4 Replies to “SECRET WARS #3 Review: “Behind Doom Eyes””

  1. I really enjoyed this issue, although I agree with a lot of what you’re saying.

    I’m like 98% always pro-Doom (those murderous, tortuous impulses getting in the way of the other 2%), but this version is genuinely the hero. I don’t want Reed and the 616-ers to “win.” Probably we’ll begin to see some cracks (There’s actually a really weird moment in X-Tinction Agenda #1 where Doom says “Mutants are a blight” and it feels both extremely out of character and classic Doom), but for now All Hail Doom!

    As for the pacing, I think reading all the tie-ins like a complete lunatic has me more at ease with the main story. After reading a cyborg General Ross / War Machine in Arcade’s Killesium, it’s actually kind of nice to hear Doom throw medieval pick up lines at Sue. Also, the kids are playing on a Galactus hand.
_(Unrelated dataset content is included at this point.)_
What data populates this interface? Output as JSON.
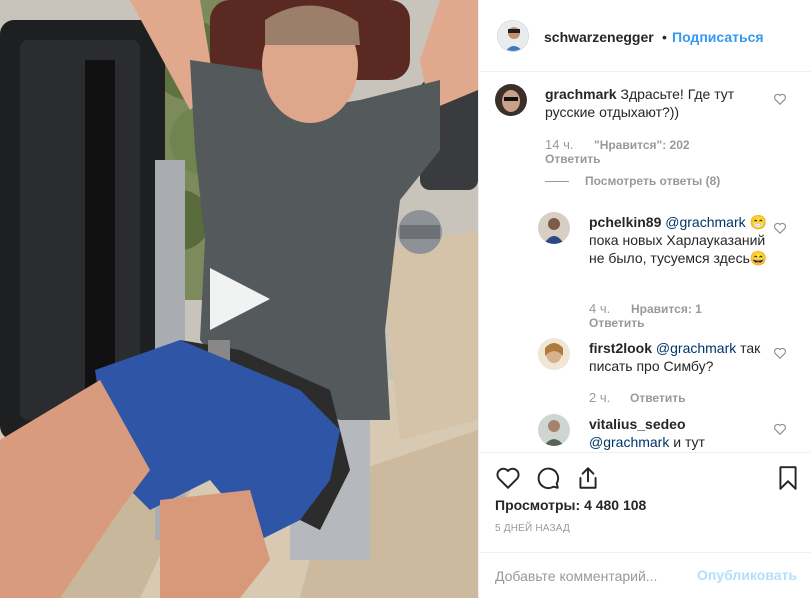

We’re all winners here.

  2. As some trying to get back into Marvel after years I have to ask, are these writers on Shrooms?!? I’m so lost and this site has been the only way I can get a clue (Marvel should comp you) When this is all settled and done will I be able to pick up a chosen Hero and follow a straight story path ever?

    1. Secret Wars is extremely dysfunctional as a jumping on point. I think Hickman has joked the main series is actually a jumping off point, and it’s not hard to see why. I love the event as a whole, but I’m also pretty invested in the whole thing and have been for a while.

      It looks like Marvel is actually going to make a big effort after this event to make single Hero stories easier to follow. So you should be in luck around, say, October.

      As for Marvel comping me, I fully support this campaign 🙂

      1. I really liked this issue and have thoroughly enjoyed secret wars. However, I’m finding hard to be attached to some of these “alternates”. If you haven’t read all of hickmans stuff leading to this, it is a horrible jumping on point.

Leave a Reply

Your email address will not be published. Required fields are marked *